John D. Micheletti
Inclusive Dates: 01/01/98 - Current
Background - For the last few years, SwRI has
modeled the effects of nonlethal weapons and munitions and has developed a computer-based
training system for the U.S. Marine Corps Warfighting Laboratory. The training system has
evoked interest from the law enforcement community in adapting the same technology to meet
their requirements. In cooperation with the Los Angeles County Sheriff's Department, SwRI
has modeled aspects of crowd behavior suitable for civil disturbance training.
Approach - The team reviewed the technical
literature on crowd and mob behavior from military, civilian law enforcement,
sociological, and historical sources and conducted structured interviews with experts in
those areas. From these data, SwRI developed a method of profiling psychological and
behavioral attributes of crowds and a second set of models that mimic activities and
techniques useful for controlling crowds.
Accomplishments - The SwRI-developed models
have been incorporated into a prototype computer-based simulation program called the
Commander's Interactive Training System, which is designed to train platoon commanders in
civil disorder management and tactics. Using a computer, an instructor can create initial
customized crowd behavior, actions, and movement within a three-dimensional-model town.
Trainees, in turn, allocate their personnel and resources prior to the start of an
exercise. While the exercise is running, the computer controls the behavior, activity, and
movement of the crowds based on trainee actions. Trainees can issue verbal commands,
instructions, and, when necessary, fire on the crowds with simulated lethal or
less-than-lethal munitions. All activity during a training exercise is recorded and can be
replayed at a later time for review and assessment purposes.
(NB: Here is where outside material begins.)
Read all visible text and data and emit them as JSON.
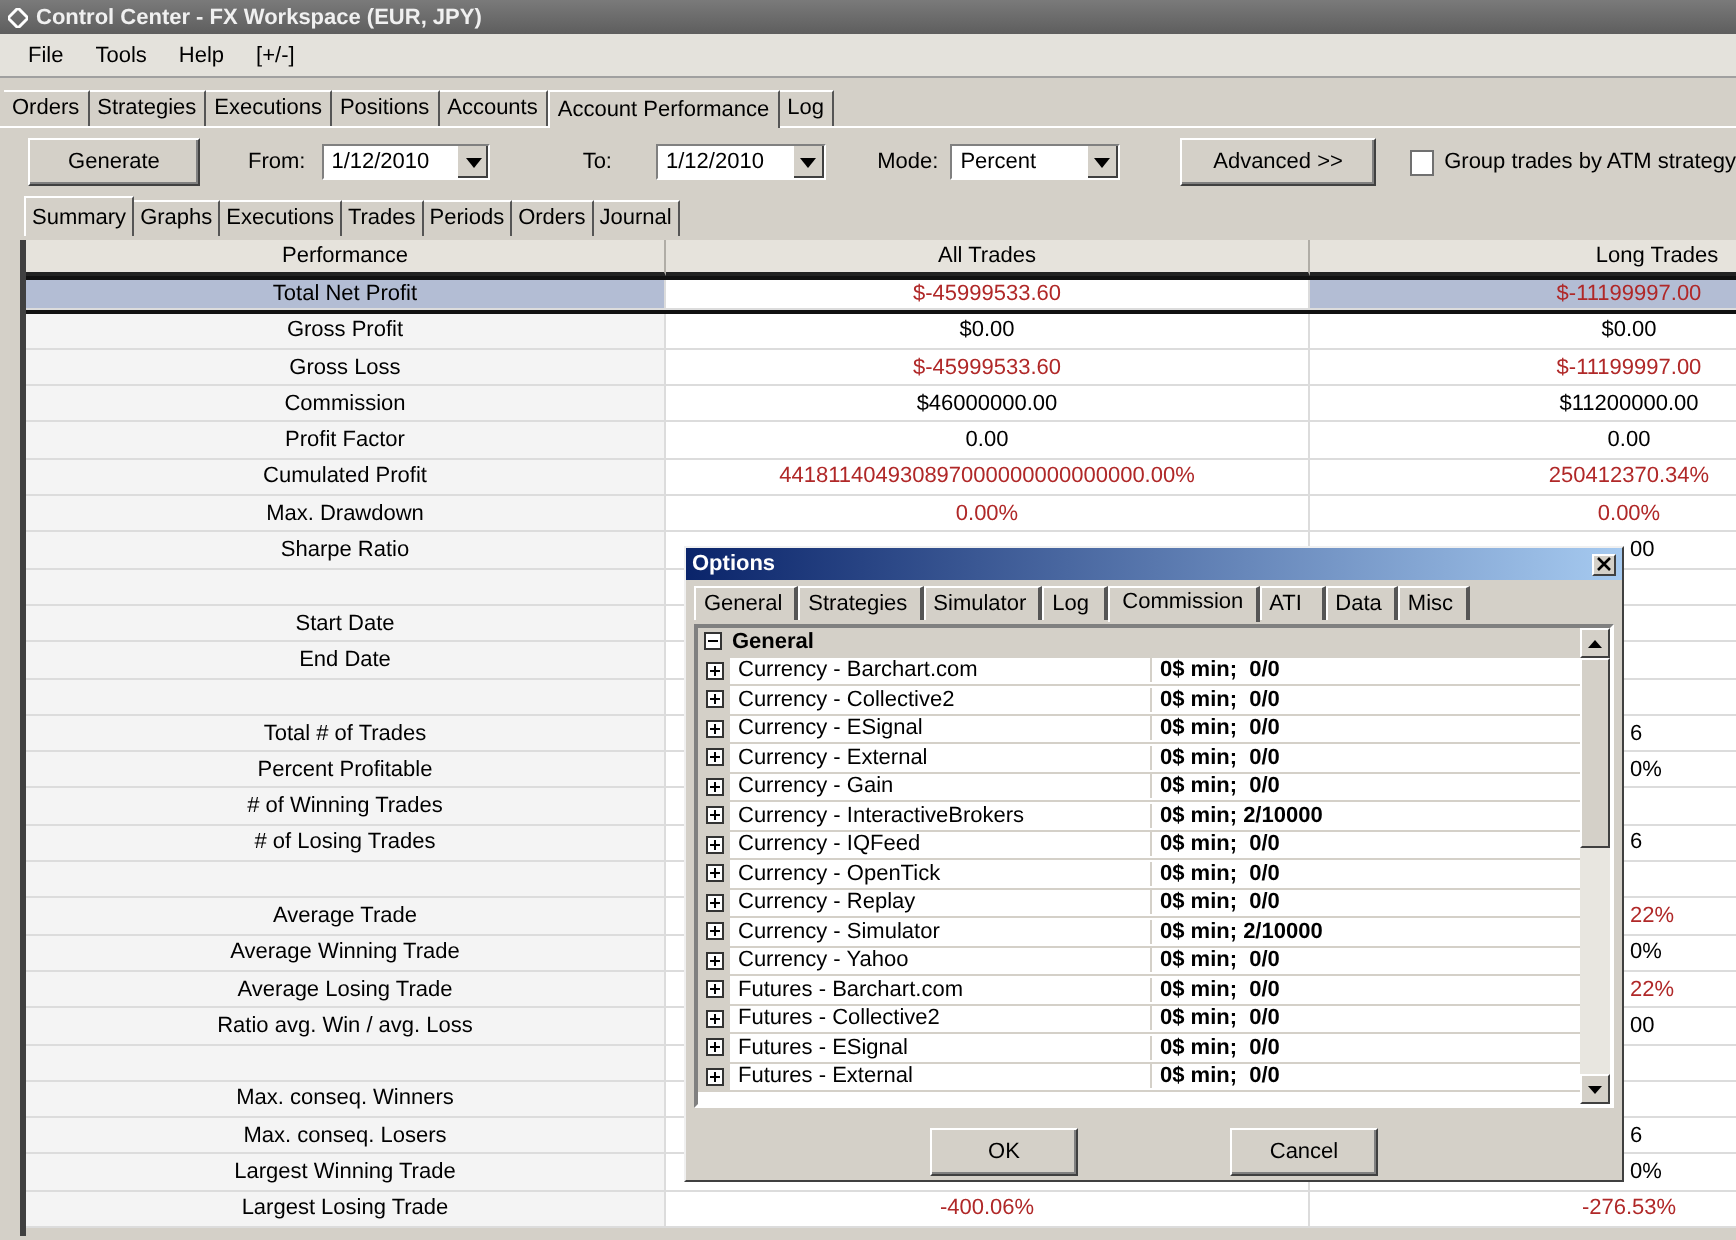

SwRI-developed program simulates crowd behavior in response
to trainee actions.
Advanced Computer and
Electronic Technology, and Automation Program
1999 IR&D Home